The barn door slowly creaked open on a warm and sunny November day. I peered inside, squinting my
eyes against the darkness. Beams of light pierced through the darkness amongst the rafters. It was the
first barn I’d ever been in, and it was filled with over 70 cats.
As my eyes adjusted to the darkness, I noticed an object in the corner.“Oh wow,” I exclaimed, “It’s a hay
“Hay bale,” Greg the senior volunteer corrected. “We need to winterize the barn for the cats with this.”
Sarah came in at that point, looking as stunningly authoritative and confident as ever. “You have to
make little beds for the cats,” she explained. “Make sure you compress the hay enough so that the cat
has plenty of insulation.”
At this point the feral cats which made the barn their home began to emerge from the shadows of
the barn. Black cats, fluffy cats, orange cats, all peering out at us curiously. I attempted to engage in a
staring contest with one, but Greg advised against it: “Some cats take it very seriously.”

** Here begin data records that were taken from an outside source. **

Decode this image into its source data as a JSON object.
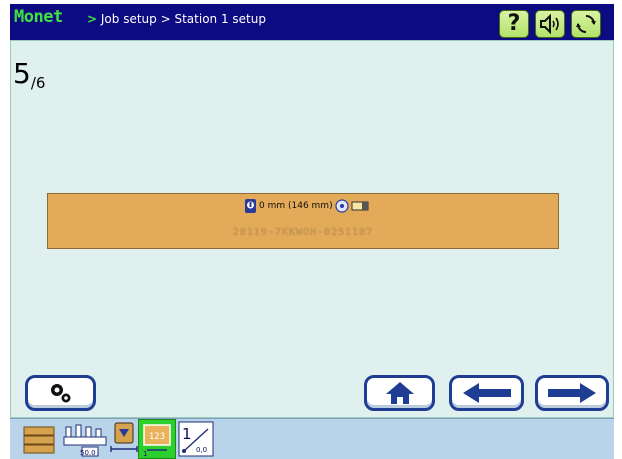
{
  "header": {
    "brand": "Monet",
    "breadcrumb": [
      ">",
      "Job setup",
      ">",
      "Station 1 setup"
    ],
    "help_label": "?"
  },
  "page": {
    "current": "5",
    "total": "/6"
  },
  "message": {
    "distance": "0 mm (146 mm)",
    "code": "20119-7KKWOH-0251107"
  },
  "bottombar": {
    "scale_value": "50.0",
    "step_value": "1",
    "origin_value": "0,0",
    "digits_preview": "123",
    "ratio_value": "1"
  },
  "colors": {
    "title_bg": "#0d0b82",
    "brand": "#3fe23f",
    "content_bg": "#dff0ee",
    "strip": "#e2aa59",
    "nav_blue": "#1f3e93",
    "bottom_bg": "#b9d3ea",
    "active_tile": "#2ccf2c"
  },
  "icons": [
    "help-icon",
    "speaker-icon",
    "refresh-icon",
    "gears-icon",
    "home-icon",
    "arrow-left-icon",
    "arrow-right-icon"
  ]
}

The other volunteers were moving hay into hiding spots for the cats as Greg and I secured litter boxes
full of hay into the wall with a power drill. The cats began to appear more and more as the volunteers
started to fill their food dishes. Although the barn appeared completely empty when we’d first arrived,
the number of cats congregating around the food displayed how truly adept they are at hiding.
Either way, it was pretty impressive.
We took shelving units we built earlier and stacked them on top of each other, providing little cat trees
for them to climb on during the winter months. The room we were in had a heating system which would
provide a warm haven during the chilly Michigan winter months.
We secured the homes for the kitties, proud of what we accomplished.
“Hey,” I told Greg, “Is it okay if I run through the corn field?”
“Sure,” he replied amicably.
Stepping out of the big barn in the autumn sunshine, I ran over to the fields, recently plowed. Inky
Tinkerton, the resident manx cat, ran alongside me to play in the unseasonably warm weather. It had
been another great experience of volunteering at the Mid-Michigan Cat Rescue, and I couldn’t have
asked for any better way to embrace the warm fall day.